- [Input]
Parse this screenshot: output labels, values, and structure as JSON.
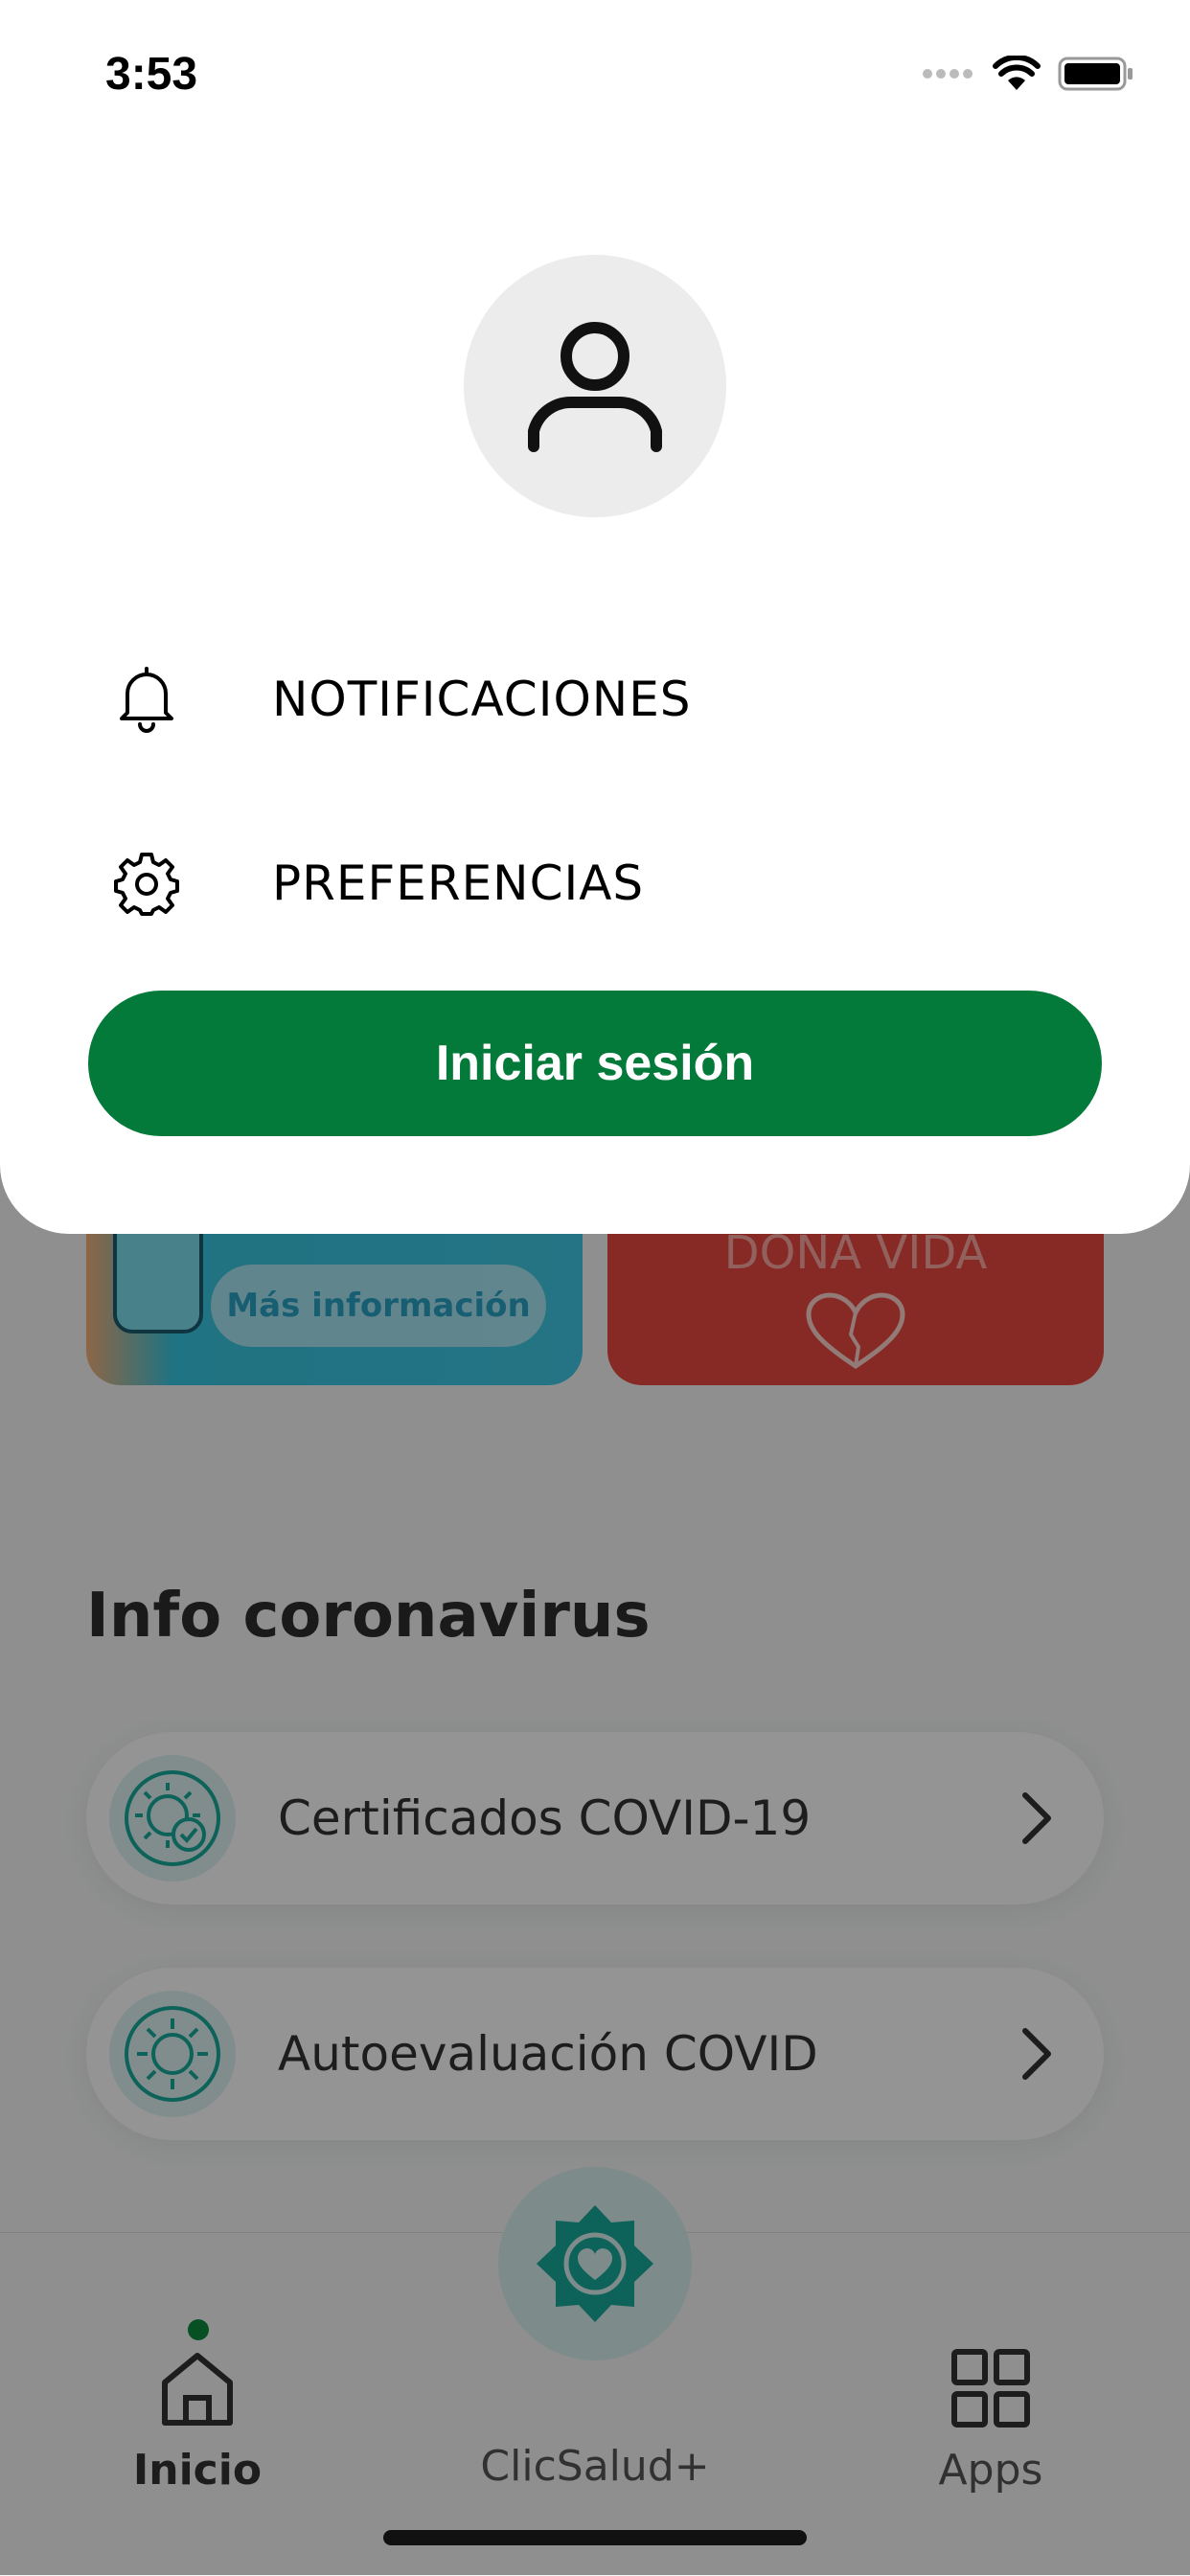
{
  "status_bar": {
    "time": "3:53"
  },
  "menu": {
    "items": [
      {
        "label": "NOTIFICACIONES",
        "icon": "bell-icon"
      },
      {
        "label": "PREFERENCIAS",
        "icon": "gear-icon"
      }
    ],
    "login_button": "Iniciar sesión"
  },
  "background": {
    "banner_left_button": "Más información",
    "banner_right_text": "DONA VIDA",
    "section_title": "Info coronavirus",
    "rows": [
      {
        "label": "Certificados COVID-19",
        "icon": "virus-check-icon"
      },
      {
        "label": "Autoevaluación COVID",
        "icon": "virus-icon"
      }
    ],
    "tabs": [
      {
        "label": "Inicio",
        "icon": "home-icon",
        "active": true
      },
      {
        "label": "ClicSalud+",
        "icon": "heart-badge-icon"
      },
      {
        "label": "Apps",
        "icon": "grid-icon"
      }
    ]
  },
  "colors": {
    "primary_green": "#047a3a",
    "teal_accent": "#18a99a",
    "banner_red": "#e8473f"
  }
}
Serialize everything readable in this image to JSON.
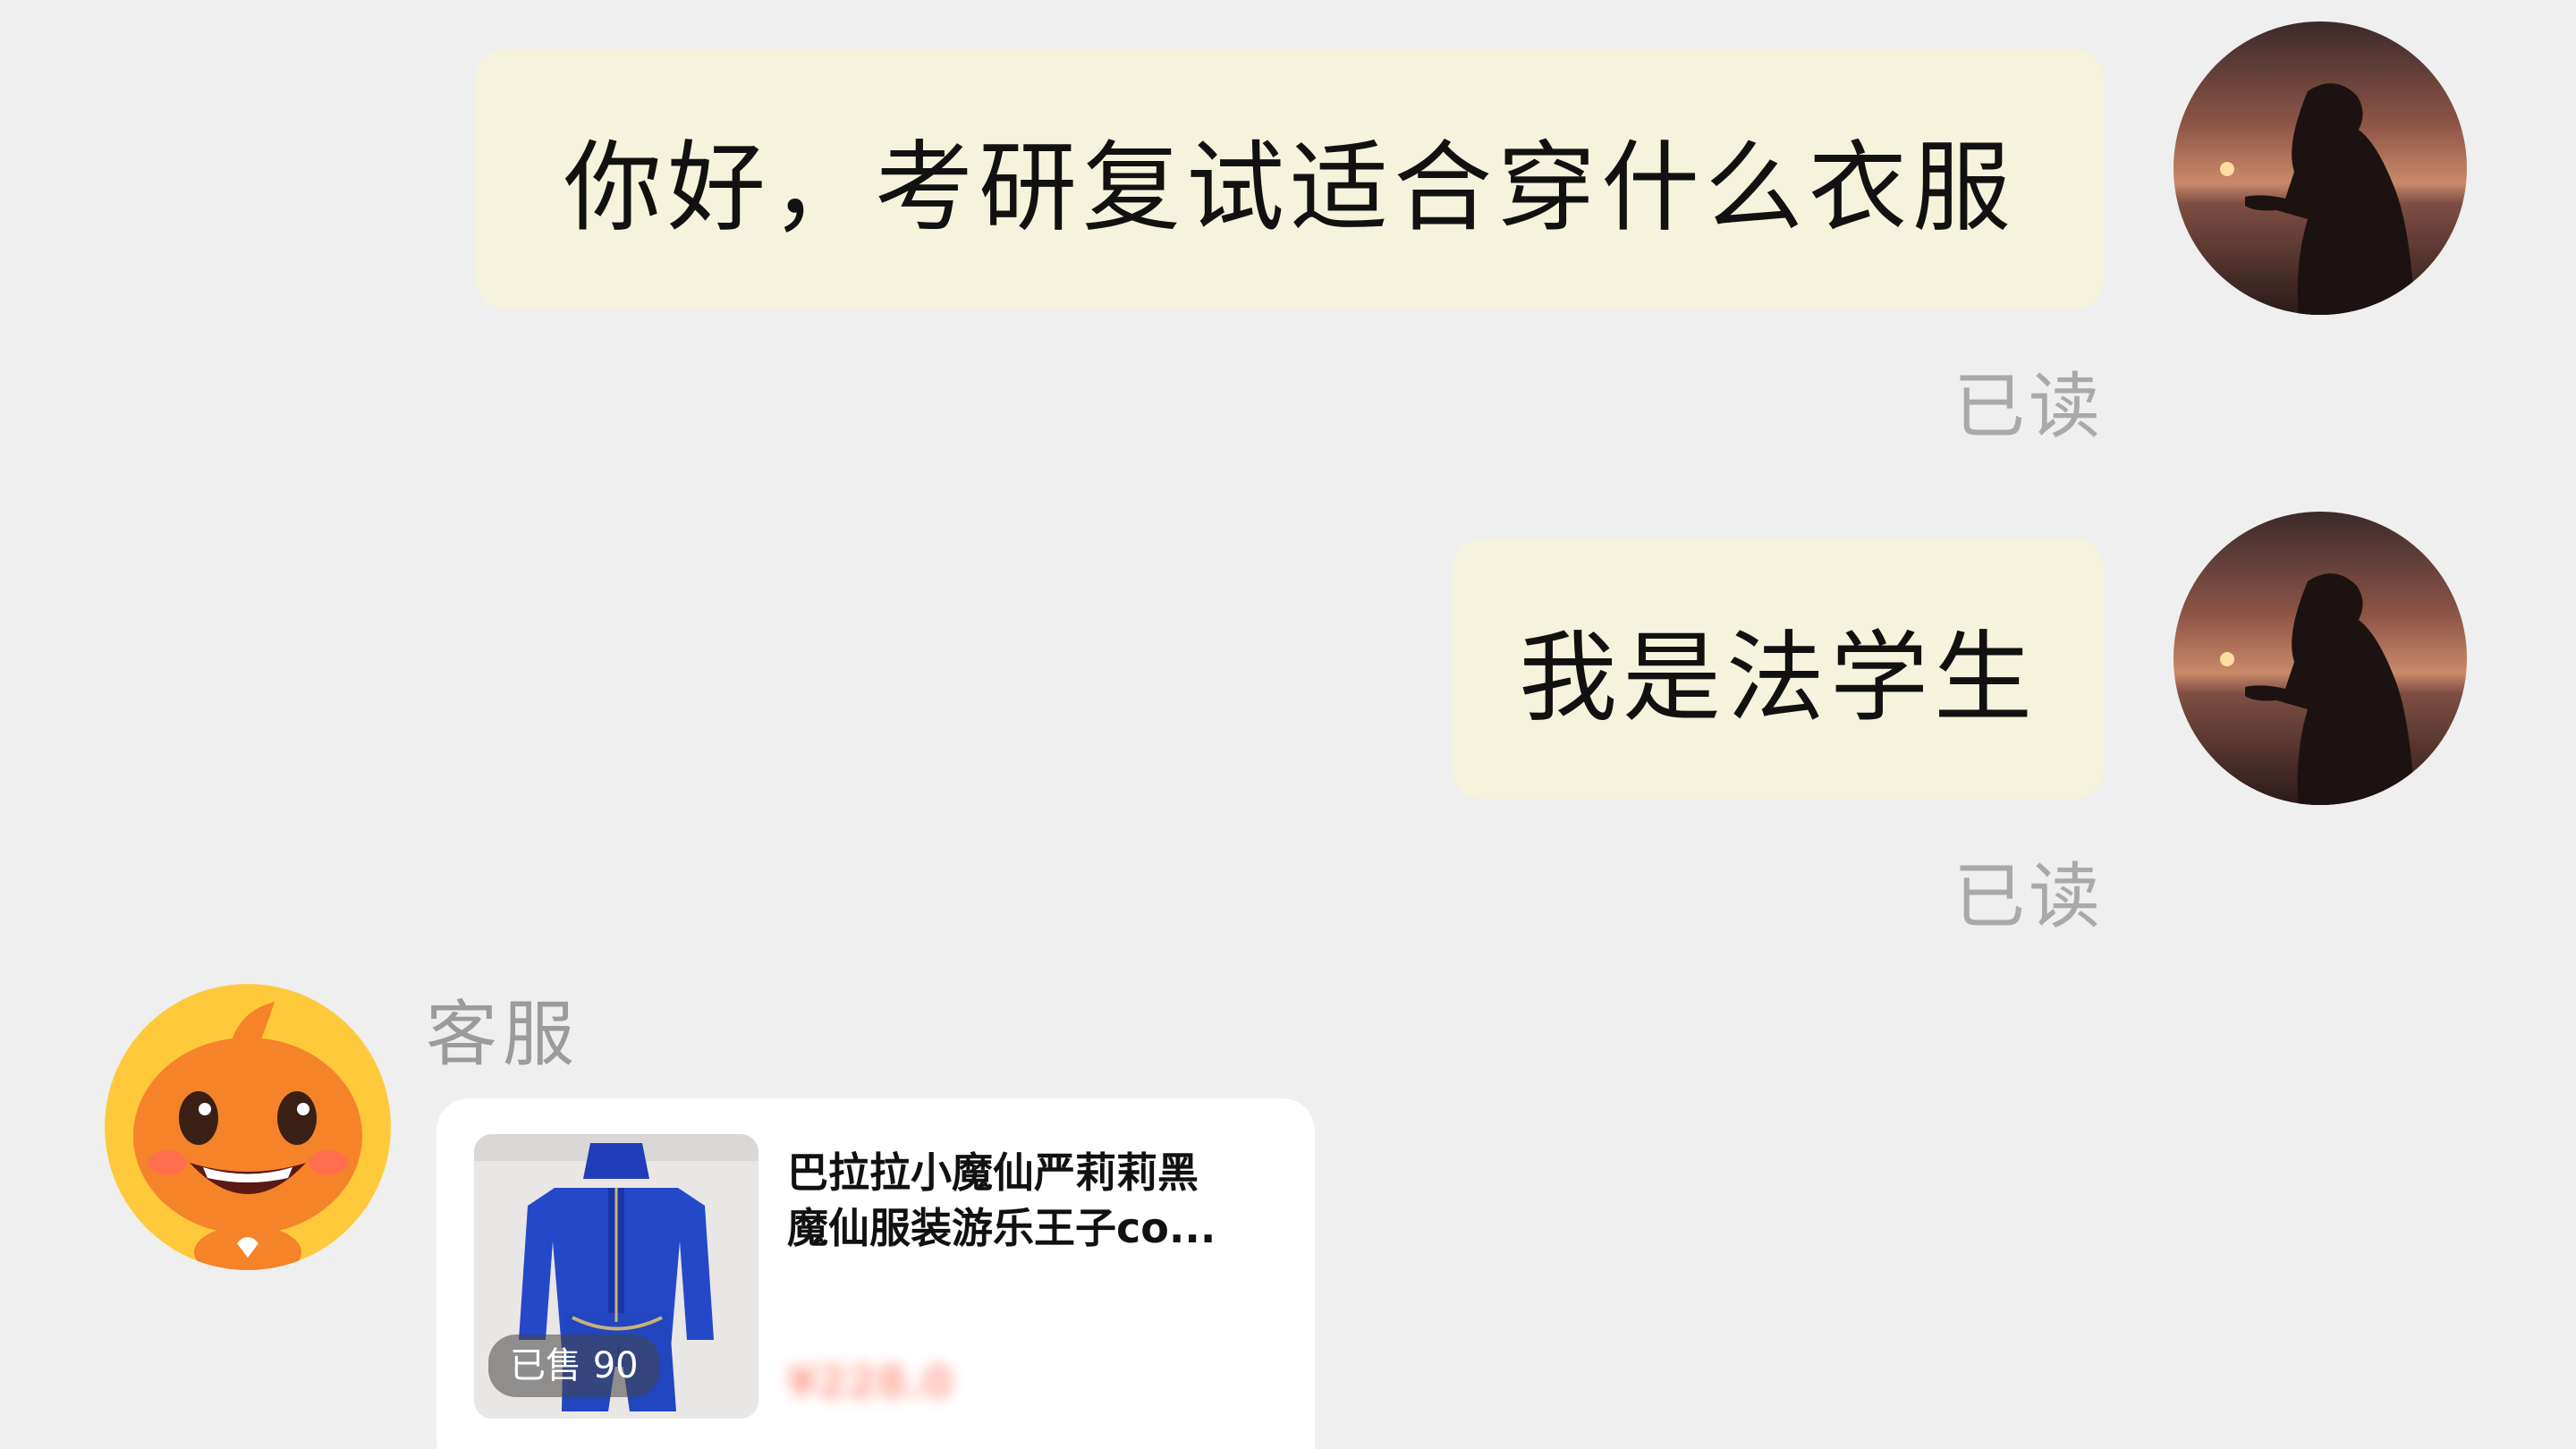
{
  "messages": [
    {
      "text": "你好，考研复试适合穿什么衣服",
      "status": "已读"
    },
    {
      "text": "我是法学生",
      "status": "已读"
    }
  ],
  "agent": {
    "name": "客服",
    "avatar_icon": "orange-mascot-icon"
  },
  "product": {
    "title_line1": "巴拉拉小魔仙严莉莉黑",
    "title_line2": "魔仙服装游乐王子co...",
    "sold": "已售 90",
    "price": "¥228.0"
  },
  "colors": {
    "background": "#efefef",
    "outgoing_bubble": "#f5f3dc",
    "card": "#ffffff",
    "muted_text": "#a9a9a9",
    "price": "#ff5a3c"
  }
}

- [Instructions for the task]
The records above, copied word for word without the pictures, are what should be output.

- [Expected answer]
Parse this screenshot: output labels, values, and structure as JSON.
{
  "status_bar": {
    "time": "3:53"
  },
  "menu": {
    "items": [
      {
        "label": "NOTIFICACIONES",
        "icon": "bell-icon"
      },
      {
        "label": "PREFERENCIAS",
        "icon": "gear-icon"
      }
    ],
    "login_button": "Iniciar sesión"
  },
  "background": {
    "banner_left_button": "Más información",
    "banner_right_text": "DONA VIDA",
    "section_title": "Info coronavirus",
    "rows": [
      {
        "label": "Certificados COVID-19",
        "icon": "virus-check-icon"
      },
      {
        "label": "Autoevaluación COVID",
        "icon": "virus-icon"
      }
    ],
    "tabs": [
      {
        "label": "Inicio",
        "icon": "home-icon",
        "active": true
      },
      {
        "label": "ClicSalud+",
        "icon": "heart-badge-icon"
      },
      {
        "label": "Apps",
        "icon": "grid-icon"
      }
    ]
  },
  "colors": {
    "primary_green": "#047a3a",
    "teal_accent": "#18a99a",
    "banner_red": "#e8473f"
  }
}
Serialize everything readable in this image to JSON.
{
  "messages": [
    {
      "text": "你好，考研复试适合穿什么衣服",
      "status": "已读"
    },
    {
      "text": "我是法学生",
      "status": "已读"
    }
  ],
  "agent": {
    "name": "客服",
    "avatar_icon": "orange-mascot-icon"
  },
  "product": {
    "title_line1": "巴拉拉小魔仙严莉莉黑",
    "title_line2": "魔仙服装游乐王子co...",
    "sold": "已售 90",
    "price": "¥228.0"
  },
  "colors": {
    "background": "#efefef",
    "outgoing_bubble": "#f5f3dc",
    "card": "#ffffff",
    "muted_text": "#a9a9a9",
    "price": "#ff5a3c"
  }
}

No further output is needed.